Final vote on budget postponed

Council attempts to find enough funds to reduce class sizes

`More we can do'

Panel, school board plan to negotiate agreement today

Howard County

May 23, 2000|By Larry Carson | Larry Carson,SUN STAFF

In a last-ditch attempt to find enough money to finish cutting elementary school class sizes next year, the Howard County Council postponed a final budget vote yesterday to negotiate an agreement with the school board. The vote was rescheduled for Friday.

It was the first time in at least 20 years that a scheduled final budget vote was postponed, county officials said, and council members conferred hurriedly in hallways and on the dais as the 11 a.m. televised voting session was to begin.

Four votes were needed to suspend council rules and schedule a new vote, and the council's two Republicans went along with the three Democrats at the last minute, though reluctantly. The GOP plan, to give schools more money by delaying part of the spending for an expensive new emergency radio system, would have solved the problem, they said. But the Democrats rejected that.

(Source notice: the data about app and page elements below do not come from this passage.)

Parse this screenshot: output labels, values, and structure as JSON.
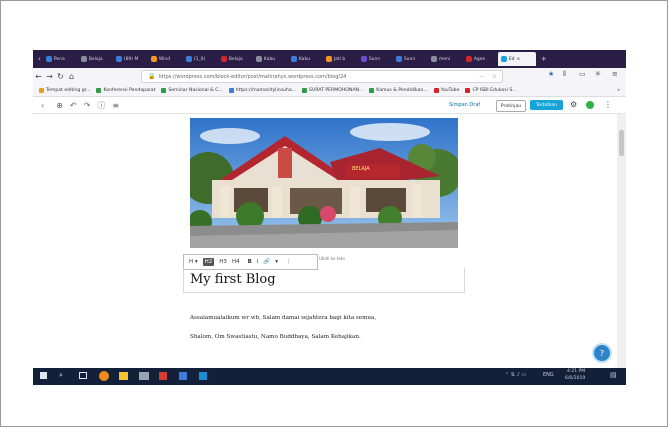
{
  "browser": {
    "tabs": [
      {
        "label": "Pena",
        "color": "#3b7dd8"
      },
      {
        "label": "Belaja",
        "color": "#8a8fa0"
      },
      {
        "label": "(89) M",
        "color": "#3b7dd8"
      },
      {
        "label": "Wind",
        "color": "#f29a1f"
      },
      {
        "label": "(1_0)",
        "color": "#3b7dd8"
      },
      {
        "label": "Belaja",
        "color": "#d6242b"
      },
      {
        "label": "Kabu",
        "color": "#8a8fa0"
      },
      {
        "label": "Kabu",
        "color": "#3b7dd8"
      },
      {
        "label": "Jati b",
        "color": "#f29a1f"
      },
      {
        "label": "Sunn",
        "color": "#6a4fd1"
      },
      {
        "label": "Sunn",
        "color": "#3b7dd8"
      },
      {
        "label": "meni",
        "color": "#8a8fa0"
      },
      {
        "label": "Agen",
        "color": "#d6242b"
      },
      {
        "label": "Ed",
        "color": "#16a3d8",
        "active": true
      }
    ],
    "new_tab": "+",
    "url": "https://wordpress.com/block-editor/post/mahirahys.wordpress.com/blog/24",
    "url_more": "···",
    "bookmarks": [
      {
        "label": "Tempat editing gr...",
        "color": "#e0a21f"
      },
      {
        "label": "Konferensi Pendaparat",
        "color": "#2e9b47"
      },
      {
        "label": "Seminar Nasional & C...",
        "color": "#2e9b47"
      },
      {
        "label": "https://mamacitylinsuha...",
        "color": "#3b7dd8"
      },
      {
        "label": "SURAT PERMOHONAN...",
        "color": "#2e9b47"
      },
      {
        "label": "Kamus & Pendidikan...",
        "color": "#2e9b47"
      },
      {
        "label": "YouTube",
        "color": "#d6242b"
      },
      {
        "label": "CP ISBI Edukasi S...",
        "color": "#d6242b"
      }
    ],
    "bookmarks_more": "»"
  },
  "editor": {
    "toolbar_icons": [
      "back-arrow-icon",
      "add-block-icon",
      "undo-icon",
      "redo-icon",
      "info-icon",
      "outline-icon"
    ],
    "save_draft": "Simpan Draf",
    "preview": "Pratinjau",
    "publish": "Terbitkan",
    "block_toolbar": {
      "heading_levels": [
        "H ▾",
        "H2",
        "H3",
        "H4"
      ],
      "bold": "B",
      "italic": "I",
      "link": "🔗",
      "more": "▾",
      "options": "⋮"
    },
    "alt_label": "Ubah ke teks",
    "heading": "My first Blog",
    "paragraph_lines": [
      "Assalamualaikum wr wb, Salam damai sejahtera bagi kita semua,",
      "Shalom, Om Swastiastu, Namo Buddhaya, Salam Kebajikan."
    ],
    "help_label": "?"
  },
  "taskbar": {
    "clock_time": "4:21 PM",
    "clock_date": "6/6/2019",
    "tray_lang": "ENG"
  }
}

"I think there's more we can do," said Councilman Guy J. Guzzone, a North Laurel-Savage Democrat. "This is about just taking the time and looking at it again and accomplishing what can be accomplished."

Council members were upset Thursday after the school board tentatively decided that it couldn't find enough money in a $342 million budget to complete the reduction of class sizes from 25 to 19 children in all first- and second-grade classes - the county's educational priority. The board had asked for $35 million more from the county, but got $26.5 million from County Executive James N. Robey. The council restored $1.3 million early Thursday, but the board, meeting later, said that wasn't enough.

The board is to meet with council members during a work session late today and has scheduled a meeting Wednesday to re-examine the school budget, Chairman Sandra H. Frenchsaid."What's important is resolving the budget so that it works for kids," French said. "We'll see what we can do to make it work."

C. Vernon Gray, an east Columbia Democrat, said he was satisfied with the education money in Robey's proposed budget but would go along with the other Democrats out of courtesy. School board members caused the problem this year, Gray said, by asking for more than they had told Robey to expect.

Guzzone, the council's vice chairman, pointed out yesterday several places where he believes that more money could be found. The council will not approve $250,000 that the board wants for new computers for administrators, and the council has agreed to kick in $115,000 in cuts from the Department of Public Works for storm emergencies and road resurfacing, he said.

Beyond that, he said, he found $200,000 worth of potential cuts the board could make in its budget, for items such as new vehicles, warehouse supplies, new furniture and grounds-keeping equipment. That money could go to pay the $380,000 cost of finishing the class-size reductions and more, council members said.

The Republicans particularly want $155,000 restored to pay for five new guidance counselors, several council members said.

Council Chairwoman Mary C. Lorsung, a west Columbia Democrat, said: "I think this gives us some time to work cooperatively with the Board of Ed.

"We can do better for those who actually have to live with this budget - the students and teachers in the classrooms - not the Board of Education."

Republicans Christopher J. Merdon of Ellicott City and western county's Allan H. Kittleman thought that they had a better solution last week that was rejected by Robey and the Democrats - deferring part of the spending on the county's new $27 million emergency radio system.

"I feel uncomfortable about this," Kittleman said about delaying the vote. "I really believe in the autonomy of the school board, but the kids come first. It's worth taking a second look."

Merdon went along but later criticized Robey for insisting that the radio system contract with Motorola not be changed. Administration officials warned last week that delaying even a small portion of the funding could cause protracted contract negotiations, delays and higher costs. But the Republicans brushed off those warnings as unfounded.

"Our plan was clear. It worked and would give the board what it needed," Merdon said, calling the radio system Robey's "pet project."

The Democrats don't have a clear plan, Merdon said, adding that he and Kittleman went along anyway, partially because of Democrats' assurances of more money for guidance counselors.

Robey shot back later with a question. "Saving the lives of police and firefighters is my pet project? Perhaps one day they [Republicans] may need that pet project."

Several school board members said they are willing to try again.

Laura Waters, another member, said she wants extra guidance counselors.

But member Stephen C. Bounds said Guzzone's list of potential cuts might be tougher to achieve than they seem. Cutting $27,000 for a new van for a computer repair technician may make it difficult for that person to do the job. "To hire a technician without the van makes it kindasilly," Bounds said.

Also yesterday, the council approved 4-1 a bill aimed at reducing the number of false burglar alarms in the county. Kittleman was the dissenter.

Baltimore Sun Articles
|
|
|
Please note the green-lined linked article text has been applied commercially without any involvement from our newsroom editors, reporters or any other editorial staff.